→ **Problem to solve**
Wherever the listing has a line with the string "JSON", copy that line out.

→ **Available data**
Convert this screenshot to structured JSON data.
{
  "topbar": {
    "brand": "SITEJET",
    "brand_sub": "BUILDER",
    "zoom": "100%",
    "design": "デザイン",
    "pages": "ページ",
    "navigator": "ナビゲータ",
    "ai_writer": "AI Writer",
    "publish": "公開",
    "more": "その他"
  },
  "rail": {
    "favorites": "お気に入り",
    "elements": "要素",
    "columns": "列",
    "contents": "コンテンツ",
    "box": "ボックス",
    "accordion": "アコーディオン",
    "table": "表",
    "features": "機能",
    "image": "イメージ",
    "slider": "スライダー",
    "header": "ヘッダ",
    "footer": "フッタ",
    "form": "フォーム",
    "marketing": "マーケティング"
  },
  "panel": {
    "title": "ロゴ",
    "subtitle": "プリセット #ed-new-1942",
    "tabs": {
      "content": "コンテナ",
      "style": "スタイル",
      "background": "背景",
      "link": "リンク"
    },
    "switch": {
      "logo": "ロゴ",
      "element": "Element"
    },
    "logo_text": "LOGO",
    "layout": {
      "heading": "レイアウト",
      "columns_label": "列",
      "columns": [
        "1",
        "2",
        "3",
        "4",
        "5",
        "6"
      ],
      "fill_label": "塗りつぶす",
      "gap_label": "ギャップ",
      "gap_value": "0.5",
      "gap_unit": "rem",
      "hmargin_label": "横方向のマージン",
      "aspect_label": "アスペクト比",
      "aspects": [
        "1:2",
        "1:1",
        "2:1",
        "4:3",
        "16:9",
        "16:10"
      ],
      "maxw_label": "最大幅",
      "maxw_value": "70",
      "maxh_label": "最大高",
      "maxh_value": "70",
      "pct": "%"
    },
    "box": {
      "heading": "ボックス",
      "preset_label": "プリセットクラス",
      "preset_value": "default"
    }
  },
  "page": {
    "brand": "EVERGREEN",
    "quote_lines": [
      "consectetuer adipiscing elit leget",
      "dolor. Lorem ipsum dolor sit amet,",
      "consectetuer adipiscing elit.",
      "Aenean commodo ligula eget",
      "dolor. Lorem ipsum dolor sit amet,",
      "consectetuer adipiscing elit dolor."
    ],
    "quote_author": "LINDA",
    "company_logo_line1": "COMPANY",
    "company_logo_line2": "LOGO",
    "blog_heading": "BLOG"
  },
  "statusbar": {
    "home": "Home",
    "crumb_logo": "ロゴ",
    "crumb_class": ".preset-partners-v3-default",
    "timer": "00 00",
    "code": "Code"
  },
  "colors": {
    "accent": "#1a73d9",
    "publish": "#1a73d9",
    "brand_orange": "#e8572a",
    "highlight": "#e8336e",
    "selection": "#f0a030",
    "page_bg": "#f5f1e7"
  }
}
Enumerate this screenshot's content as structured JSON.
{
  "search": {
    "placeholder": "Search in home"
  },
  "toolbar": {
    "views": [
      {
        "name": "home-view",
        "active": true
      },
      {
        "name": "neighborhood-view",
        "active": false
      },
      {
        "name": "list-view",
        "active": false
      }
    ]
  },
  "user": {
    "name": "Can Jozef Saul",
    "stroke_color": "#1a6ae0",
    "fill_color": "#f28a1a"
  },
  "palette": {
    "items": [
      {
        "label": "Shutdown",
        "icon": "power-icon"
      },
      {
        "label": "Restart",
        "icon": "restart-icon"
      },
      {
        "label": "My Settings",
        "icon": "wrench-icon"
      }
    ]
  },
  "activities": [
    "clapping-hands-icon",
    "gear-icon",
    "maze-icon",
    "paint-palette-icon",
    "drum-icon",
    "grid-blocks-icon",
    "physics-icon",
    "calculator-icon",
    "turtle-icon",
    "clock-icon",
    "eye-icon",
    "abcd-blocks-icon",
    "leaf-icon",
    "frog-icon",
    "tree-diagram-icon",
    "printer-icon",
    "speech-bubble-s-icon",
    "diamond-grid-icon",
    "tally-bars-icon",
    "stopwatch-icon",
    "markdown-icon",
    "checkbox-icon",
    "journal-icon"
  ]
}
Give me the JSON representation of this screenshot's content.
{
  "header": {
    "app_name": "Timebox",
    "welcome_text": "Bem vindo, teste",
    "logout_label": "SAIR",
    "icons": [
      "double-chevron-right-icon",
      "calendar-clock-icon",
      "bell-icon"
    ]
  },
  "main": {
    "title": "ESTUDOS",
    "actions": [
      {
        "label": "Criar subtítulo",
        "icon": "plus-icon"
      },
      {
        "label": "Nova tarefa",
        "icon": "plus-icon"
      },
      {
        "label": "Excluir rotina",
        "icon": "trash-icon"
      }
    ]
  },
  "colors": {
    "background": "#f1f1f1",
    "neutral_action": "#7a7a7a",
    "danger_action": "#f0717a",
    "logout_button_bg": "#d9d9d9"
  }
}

→ **Answer below**
Convert this screenshot to structured JSON data.
Enumerate this screenshot's content as structured JSON.
Give me the JSON representation of this screenshot's content.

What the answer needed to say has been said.